» ABOUT THIS TASK:
Copy the records below exactly, leaving out any pictures.

========

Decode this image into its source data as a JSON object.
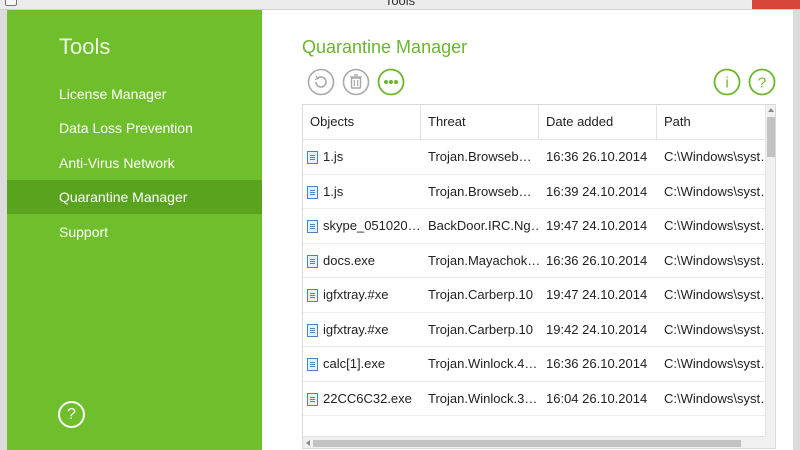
{
  "window": {
    "title": "Tools"
  },
  "sidebar": {
    "heading": "Tools",
    "items": [
      {
        "label": "License Manager",
        "active": false
      },
      {
        "label": "Data Loss Prevention",
        "active": false
      },
      {
        "label": "Anti-Virus Network",
        "active": false
      },
      {
        "label": "Quarantine Manager",
        "active": true
      },
      {
        "label": "Support",
        "active": false
      }
    ],
    "help_symbol": "?"
  },
  "main": {
    "title": "Quarantine Manager",
    "toolbar": {
      "left": [
        "restore-icon",
        "delete-icon",
        "more-icon"
      ],
      "right": [
        "info-icon",
        "help-icon"
      ],
      "info_symbol": "i",
      "help_symbol": "?"
    }
  },
  "table": {
    "columns": [
      "Objects",
      "Threat",
      "Date added",
      "Path"
    ],
    "rows": [
      [
        "1.js",
        "Trojan.Browseb…",
        "16:36 26.10.2014",
        "C:\\Windows\\syst…"
      ],
      [
        "1.js",
        "Trojan.Browseb…",
        "16:39 24.10.2014",
        "C:\\Windows\\syst…"
      ],
      [
        "skype_051020…",
        "BackDoor.IRC.Ng…",
        "19:47 24.10.2014",
        "C:\\Windows\\syst…"
      ],
      [
        "docs.exe",
        "Trojan.Mayachok…",
        "16:36 26.10.2014",
        "C:\\Windows\\syst…"
      ],
      [
        "igfxtray.#xe",
        "Trojan.Carberp.10",
        "19:47 24.10.2014",
        "C:\\Windows\\syst…"
      ],
      [
        "igfxtray.#xe",
        "Trojan.Carberp.10",
        "19:42 24.10.2014",
        "C:\\Windows\\syst…"
      ],
      [
        "calc[1].exe",
        "Trojan.Winlock.4…",
        "16:36 26.10.2014",
        "C:\\Windows\\syst…"
      ],
      [
        "22CC6C32.exe",
        "Trojan.Winlock.3…",
        "16:04 26.10.2014",
        "C:\\Windows\\syst…"
      ]
    ]
  },
  "colors": {
    "sidebar_bg": "#6fbf2c",
    "sidebar_active": "#5aa31e",
    "accent": "#6cb52e",
    "toolbar_disabled": "#a9a9a9"
  }
}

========

» RESPONSE AREA:
Decode this image into its source data as a JSON object.
{
  "window": {
    "title": "Tools"
  },
  "sidebar": {
    "heading": "Tools",
    "items": [
      {
        "label": "License Manager",
        "active": false
      },
      {
        "label": "Data Loss Prevention",
        "active": false
      },
      {
        "label": "Anti-Virus Network",
        "active": false
      },
      {
        "label": "Quarantine Manager",
        "active": true
      },
      {
        "label": "Support",
        "active": false
      }
    ],
    "help_symbol": "?"
  },
  "main": {
    "title": "Quarantine Manager",
    "toolbar": {
      "left": [
        "restore-icon",
        "delete-icon",
        "more-icon"
      ],
      "right": [
        "info-icon",
        "help-icon"
      ],
      "info_symbol": "i",
      "help_symbol": "?"
    }
  },
  "table": {
    "columns": [
      "Objects",
      "Threat",
      "Date added",
      "Path"
    ],
    "rows": [
      [
        "1.js",
        "Trojan.Browseb…",
        "16:36 26.10.2014",
        "C:\\Windows\\syst…"
      ],
      [
        "1.js",
        "Trojan.Browseb…",
        "16:39 24.10.2014",
        "C:\\Windows\\syst…"
      ],
      [
        "skype_051020…",
        "BackDoor.IRC.Ng…",
        "19:47 24.10.2014",
        "C:\\Windows\\syst…"
      ],
      [
        "docs.exe",
        "Trojan.Mayachok…",
        "16:36 26.10.2014",
        "C:\\Windows\\syst…"
      ],
      [
        "igfxtray.#xe",
        "Trojan.Carberp.10",
        "19:47 24.10.2014",
        "C:\\Windows\\syst…"
      ],
      [
        "igfxtray.#xe",
        "Trojan.Carberp.10",
        "19:42 24.10.2014",
        "C:\\Windows\\syst…"
      ],
      [
        "calc[1].exe",
        "Trojan.Winlock.4…",
        "16:36 26.10.2014",
        "C:\\Windows\\syst…"
      ],
      [
        "22CC6C32.exe",
        "Trojan.Winlock.3…",
        "16:04 26.10.2014",
        "C:\\Windows\\syst…"
      ]
    ]
  },
  "colors": {
    "sidebar_bg": "#6fbf2c",
    "sidebar_active": "#5aa31e",
    "accent": "#6cb52e",
    "toolbar_disabled": "#a9a9a9"
  }
}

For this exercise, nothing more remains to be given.